Collective victimization can lead to competitiveness and reduced willingness to act on behalf of other victimized groups, but in some cases increases prosocial responses. We propose the concept of victim category accessibility (VCA) as one explanation for different reactions to victimization. Assuming that ‘victims’ is one among many categories into which individuals classify themselves and others, high VCA should increase the common categorization of ingroup and outgroup members as victims and increase prosocial responses towards victimized outgroups. Conversely, low VCA should increase the difficulty of identifying commonalities between ingroup and outgroup victims and reduce prosocial responses. In three studies, we develop a novel measure of VCA based on the Indirect Category Accessibility Task and demonstrate its association with willingness to act on behalf of victimized outgroups, but not ingroup members, beyond self-reported beliefs about victimization. The findings suggest a key role for VCA in understanding prosocial responses towards victimized outgroups.
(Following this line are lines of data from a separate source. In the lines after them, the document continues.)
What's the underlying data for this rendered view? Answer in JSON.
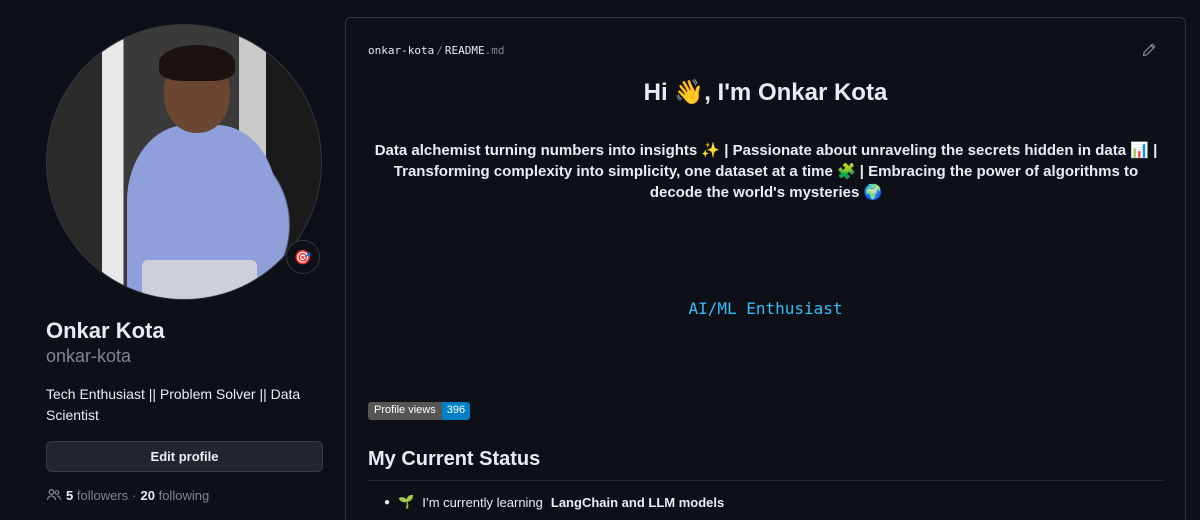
{
  "profile": {
    "status_emoji": "🎯",
    "name": "Onkar Kota",
    "login": "onkar-kota",
    "bio": "Tech Enthusiast || Problem Solver || Data Scientist",
    "edit_profile_label": "Edit profile",
    "followers_count": "5",
    "followers_label": "followers",
    "separator": "·",
    "following_count": "20",
    "following_label": "following"
  },
  "readme": {
    "owner": "onkar-kota",
    "path_separator": "/",
    "filename": "README",
    "extension": ".md",
    "greeting": "Hi 👋, I'm Onkar Kota",
    "tagline": "Data alchemist turning numbers into insights ✨ | Passionate about unraveling the secrets hidden in data 📊 | Transforming complexity into simplicity, one dataset at a time 🧩 | Embracing the power of algorithms to decode the world's mysteries 🌍",
    "typing_text": "AI/ML Enthusiast",
    "views_badge": {
      "label": "Profile views",
      "count": "396"
    },
    "section_title": "My Current Status",
    "status_items": [
      {
        "emoji": "🌱",
        "text": "I’m currently learning",
        "bold": "LangChain and LLM models"
      }
    ]
  },
  "colors": {
    "background": "#0d1117",
    "border": "#30363d",
    "muted": "#7d8590",
    "typing_accent": "#36bcf7",
    "badge_count": "#007ec6"
  },
  "icons": [
    "status-target-icon",
    "people-icon",
    "pencil-icon"
  ]
}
Bibliographical noteFunding Information:
The research was funded by Israeli Science Foundation (ISF) grant #510/16 to the first author. We are grateful to Baruch Eitam for his contribution to conceiving this research in its early stages.
© 2022 The Authors. British Journal of Social Psychology published by John Wiley & Sons Ltd on behalf of British Psychological Society.
ASJC Scopus subject areas
- Social Psychology